There is a “retirement accounts” exemption you can use for the funds you have in a retirement account such as a 401(k), 403(b), or an IRA. There is no limit to the amount for this exemption. There is a “pension” exemption which protects the amount you have in a pension. This exemption also has no limit on the amount. If you are thinking of filing for bankruptcy it is important to leave these funds in place. The amount you can protect when it is cash on hand or money in a bank account is limited to the $13,100.00 wildcard exemption. Also, you would likely be hit with a big tax bill at the end of the year for an early withdrawal from a retirement account.
There is an exemption for “tools of trade” in the amount of $2,375.00. If you still owe money for your tools, you subtract from the market value the amount you owe on them to determine the equity. It is only the equity that needs to be protected. If the equity in the tools of trade is greater than $2,375.00 you can also use a portion of the “wildcard” exemption to protect the equity in the tools.
There are two different Federal exemptions for life insurance policies. One exemption is for “whole life” policies and the other exemption is for “term life” policies. The main difference between whole life policies and term life policies for bankruptcy purposes is that a whole life policy has a “cash surrender” value but term life policies have no “cash surrender” value. “Cash surrender” value means that you can borrow money out of the life insurance policy. “Cash surrender value” is not the same thing as the amount paid on the policy when death occurs. There is no limit on the “term life” exemption because a “term life” policy has no present value. No funds are paid on a “term life” policy until death occurs. The “whole life” exemption protects up to $12,625.00 of the “cash surrender” value. If the “cash surrender value” is greater than $12,625.00 you can also use a portion of the “wildcard” exemption to protect the “cash surrender” value of that policy.

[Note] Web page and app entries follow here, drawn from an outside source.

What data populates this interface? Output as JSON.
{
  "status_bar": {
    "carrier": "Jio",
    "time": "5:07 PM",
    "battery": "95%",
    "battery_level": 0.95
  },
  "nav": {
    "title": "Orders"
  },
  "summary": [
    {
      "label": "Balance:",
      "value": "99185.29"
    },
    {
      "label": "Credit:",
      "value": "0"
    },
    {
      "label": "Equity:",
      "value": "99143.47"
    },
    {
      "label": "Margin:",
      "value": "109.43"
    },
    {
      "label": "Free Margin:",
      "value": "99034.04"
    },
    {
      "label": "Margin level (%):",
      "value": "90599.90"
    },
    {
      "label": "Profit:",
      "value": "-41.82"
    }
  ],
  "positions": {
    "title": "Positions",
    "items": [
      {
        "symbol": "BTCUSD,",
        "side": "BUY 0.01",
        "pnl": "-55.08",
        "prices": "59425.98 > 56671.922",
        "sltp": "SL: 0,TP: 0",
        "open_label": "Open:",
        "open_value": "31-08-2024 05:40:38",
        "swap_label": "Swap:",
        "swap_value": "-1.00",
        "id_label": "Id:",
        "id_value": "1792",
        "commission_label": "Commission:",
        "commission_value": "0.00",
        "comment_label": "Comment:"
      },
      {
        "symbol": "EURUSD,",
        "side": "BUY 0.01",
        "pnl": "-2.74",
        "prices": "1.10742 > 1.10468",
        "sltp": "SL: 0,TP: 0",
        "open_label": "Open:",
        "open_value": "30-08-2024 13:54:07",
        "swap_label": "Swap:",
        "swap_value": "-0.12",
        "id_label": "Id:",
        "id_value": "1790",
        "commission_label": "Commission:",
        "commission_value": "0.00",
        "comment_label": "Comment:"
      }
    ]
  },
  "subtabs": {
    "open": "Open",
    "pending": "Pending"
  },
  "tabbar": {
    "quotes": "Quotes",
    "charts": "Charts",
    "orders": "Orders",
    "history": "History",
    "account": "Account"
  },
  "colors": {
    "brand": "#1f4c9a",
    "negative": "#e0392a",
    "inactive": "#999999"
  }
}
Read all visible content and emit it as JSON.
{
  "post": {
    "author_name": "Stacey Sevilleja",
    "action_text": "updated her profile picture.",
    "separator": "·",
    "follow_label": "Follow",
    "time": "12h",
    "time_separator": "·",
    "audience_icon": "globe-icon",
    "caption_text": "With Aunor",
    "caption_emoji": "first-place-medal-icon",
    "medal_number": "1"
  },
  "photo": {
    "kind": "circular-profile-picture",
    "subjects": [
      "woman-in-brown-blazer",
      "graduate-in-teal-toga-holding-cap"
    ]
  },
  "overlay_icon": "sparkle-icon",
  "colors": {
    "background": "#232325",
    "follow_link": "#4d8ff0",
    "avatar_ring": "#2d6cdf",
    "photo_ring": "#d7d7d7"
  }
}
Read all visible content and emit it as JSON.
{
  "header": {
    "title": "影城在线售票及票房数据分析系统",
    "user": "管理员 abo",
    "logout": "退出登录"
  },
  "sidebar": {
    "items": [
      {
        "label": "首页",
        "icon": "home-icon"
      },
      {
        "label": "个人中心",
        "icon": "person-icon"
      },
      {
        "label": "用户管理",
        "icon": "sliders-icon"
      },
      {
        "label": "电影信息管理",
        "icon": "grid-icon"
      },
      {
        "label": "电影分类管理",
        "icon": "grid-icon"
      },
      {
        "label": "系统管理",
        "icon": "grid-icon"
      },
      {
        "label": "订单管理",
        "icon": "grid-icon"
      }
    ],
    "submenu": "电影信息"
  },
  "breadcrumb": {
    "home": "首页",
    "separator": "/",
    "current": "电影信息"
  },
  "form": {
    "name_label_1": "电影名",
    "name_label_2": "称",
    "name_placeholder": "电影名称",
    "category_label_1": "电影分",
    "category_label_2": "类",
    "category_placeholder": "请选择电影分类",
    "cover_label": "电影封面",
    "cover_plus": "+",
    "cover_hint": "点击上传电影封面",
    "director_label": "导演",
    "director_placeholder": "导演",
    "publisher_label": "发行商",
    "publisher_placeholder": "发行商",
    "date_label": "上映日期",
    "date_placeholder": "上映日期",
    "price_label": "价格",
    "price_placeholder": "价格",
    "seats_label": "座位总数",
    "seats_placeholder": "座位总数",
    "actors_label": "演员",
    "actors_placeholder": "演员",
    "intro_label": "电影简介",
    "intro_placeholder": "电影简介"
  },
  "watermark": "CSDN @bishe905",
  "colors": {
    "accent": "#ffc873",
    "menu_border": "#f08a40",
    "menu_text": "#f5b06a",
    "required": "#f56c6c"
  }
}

There is a “personal injury compensation” exemption which protects the amount you receive in a personal injury lawsuit. The amount you have to protect in bankruptcy is the amount you receive. This is different from the amount which goes toward payment of your medical bills, personal injury attorney fees, and litigation costs. The portion for attendant care and household services also does not need to be protected because personal injury case law states you are obligated to disburse those funds to the third parties who provided the attendant care and household services. The remaining amount of the personal injury settlement or personal injury award that you get to keep is the amount that you need to exempt in bankruptcy. The “personal injury compensation” exemption protects up to $23,675.00 of the amount of the personal injury settlement or personal injury award that you get to keep. If this amount is greater than $23,675.00 you can also use a portion of the “wildcard” exemption to protect the amount of the personal injury settlement or personal injury award that you get to keep.
The above information is not intended to be used as legal advice. There are many other Federal exemptions which are not common enough for inclusion in this article but which may apply to your circumstances. All of the exemptions described in this article are Federal exemptions. If the Federal exemptions are not high enough to protect the equity in your residence, there is an alternative method of exempting your property using the Michigan exemptions. The Michigan exemptions are beyond the scope of this article. If you are considering filing for bankruptcy the best thing to do is call our office and schedule a free consultation with our bankruptcy attorney so that you can receive advice which is tailored to your unique financial circumstances.